If companies want to hold their value and stay relevant, adopting sustainable and socially responsible business models and practices should help them attract conscious consumers, driving growth. This could improve the performance of sustainable funds if the businesses within the portfolios communicate their sustainability effectively.
2. Increasing customer loyalty
As well as gaining a competitive advantage, sustainable businesses may be more likely to retain their customers.
A report by the Capgemini Research Institute, which surveyed 7,500 consumers and 750 large organisations, found that 77% of organisations say their sustainability approaches have increased customer loyalty. 63% have also seen a revenue uptick (Capgemini Research Institute).

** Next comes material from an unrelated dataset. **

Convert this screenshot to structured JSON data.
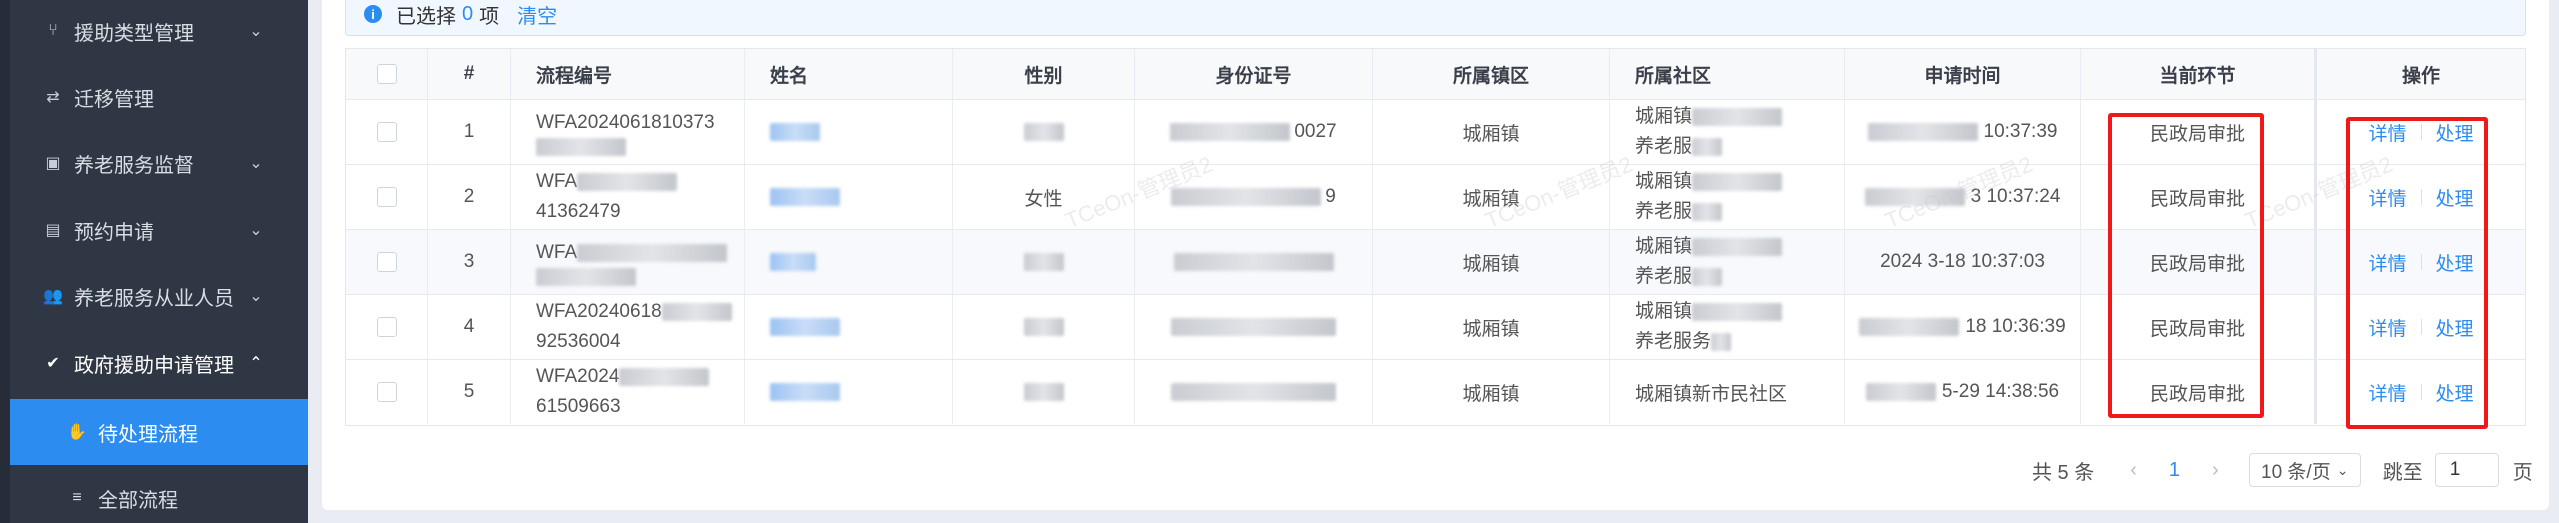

It’s common knowledge that it costs five times more to attract a new customer than it does to retain one. If sustainable companies become better at increasing customer loyalty and, as a result, customer retention, they could drive profitability and ensure sustainable growth. Again, it’s critical that the company in question has validated and visible credentials in ESG (Environment, Social and Governance) to ensure it can maintain trust with its consumers over the long-term. To learn more about ESG, read our sustainable investing Q&A.
3. Reducing operational costs
There’s strong evidence that businesses shifting to more environmentally friendly energy sources can reduce their overall operational costs. Of the wind, solar and other renewables that came on stream in 2020, nearly two-thirds (62%) were cheaper than the cheapest new fossil fuel (IRENA).
Reducing water consumption also helps businesses save money. Water Wise recently revealed that between January and the start of August 2019, Water Plus multi-site customers have identified savings of more than £100,000 a year from constant water loss (Water Wise).
With these long-term cost savings, in the future sustainable companies may have larger budgets to spend on innovation, recruitment and marketing, driving their overall profitability and increasing more interest and capital from investors.
4. New growth opportunities
An effective way for companies to increase their market share is through innovation that attracts customers and new opportunities for funding.
Businesses focused on sustainability have exciting opportunities to drive innovation. For example, they can design products and services that are more accessible to people with disabilities. To illustrate, companies lose approximately £2 billion a month by ignoring the needs of disabled people, and the online spending power of disabled people is estimated at over £16 billion (We Are Purple).
Also, organisations adopting a circular business model (which is a sustainable alternative to a traditional linear business model of “make, use, dispose”) are additionally exposing themselves to new opportunities for growth – the circular economy is a $4.5 trillion opportunity (Waste to Wealth).
Is sustainable investing a safe option?
Any form of investing, whether it’s sustainable or not, carries some degree of financial risk. But what we’ve uncovered is that sustainable businesses, which may make up a portfolio in a sustainable fund, have the potential to grow and be very successful in the future.
This could indicate that sustainable funds may perform well over the long term. That’s why we often recommend investing in sustainable funds in addition to traditional funds as a way to spread money across different investments to increase profitability.
Working with an experienced, independent financial adviser is the easiest way to increase your chances of making a profit on your investments. They harness data, knowledge and analysis to help you make smarter sustainable investment decisions.
Learn more in our blog: Why use an adviser when exploring sustainable investment.
The value of your investments can go down as well as up, so you could get back less than you invested.